Readers as Actors and Reactors

My translation of Yi Si-yŏng's 평화 ("Peace"), from his collection For Our Dead Sons (Korean):

If I were somehow the wind,
I would become the gentlest breeze in the world,
as not to wake that baby squirrel from its afternoon nap.

When I first began studying Korean poetry, this poem popped up on Siyoil, a Korean poem-a-day app I'd downloaded, and I spent a few minutes memorizing it so I'd have something to pull out of my back pocket when someone asked me to speak Korean for them. I soon found out that, like "How do I love thee? Let me count the ways" (from Elizabeth Barrett Browning's Sonnets from the Portuguese), "Peace" is a poem many Korean speakers know by heart but can't quite identity. In a certain sense, that's the beautiful thing about "Peace"—its ability to seep into the reader's subconscious memory, stirring beneath the surface while we pursue other literary avenues. Beyond its brevity and cuteness factor, what makes "Peace" so easy to memorize and yet so forgettable? I'd suggest that this poem is so contagious because it's conducive to embodied mental simulation.

Just as we make more consistent assumptions about a romantic relationship when it's described using metaphors rather than abstract language, when Yi's speaker imagines being the wind, most readers initiate a neural simulation of this image. Because the wind is not an instrument in the speaker's control but the speaker himself, the sorts of decisions the personified wind can make are distinct from those the wind would make in another simulation—say, one in which the speaker is somehow given control of the earth's weather. In Yi's simulation, because the wind's agency is inherited from the (human) speaker, its sympathies are local—its affection is drawn to the speaker's immediate surroundings, "that baby squirrel." The wind's resolution to "become the gentlest breeze in the world" is one that all but nullifies its own existence. Yi could've dodged this by speculating about what he'd do if he were somehow the air, but that change would miss our mythological conception of the wind as an agentic character. This poem contains but one metaphor (and a conventional one at that) but the poem and the words that make it up are memorable because they pull the reader into a specific, embodied fantasy. And within that fantastic space, the speaker chooses to unwrite his own existence by having the wind efface itself—a gesture that embeds a subtle message about sacrifice and the purity of nature. Perhaps, having read "Peace," we would live more unassumingly, taking up a little less space.

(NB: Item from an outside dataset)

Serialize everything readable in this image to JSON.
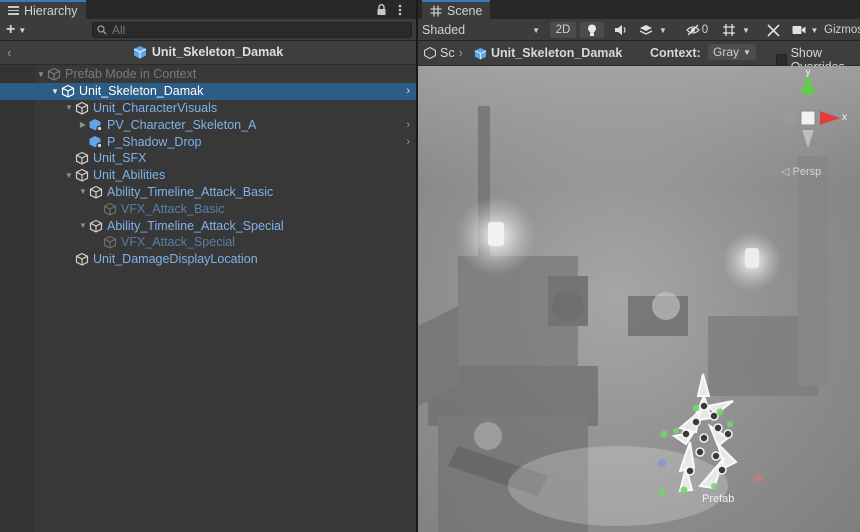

In my home state of Washington, the masterminds of the state lottery came up with a similar innovation. For some time, lottery advertisements had relied on the standard technique: blinking billboards showing the next estimated jackpot in dollars. But by 2011, would-be gamblers had grown numb to the dull orthography of dollar sign, integer, and (some number of) zeroes. Enter Jessica Urgo, copywriter. She devised a hashtag campaign, #ifiwon, encouraging viewers to mentally visualize—and, of course, tweet about—the life they would purchase if they picked the right numbers in the Powerball or Mega Millions games. With a couple of humorous starter ideas and social-media pages open to public submissions, the campaign worked. The idea seems obvious in retrospect: if people mentally inhabit their lottery fantasies, they're more likely to buy lottery tickets.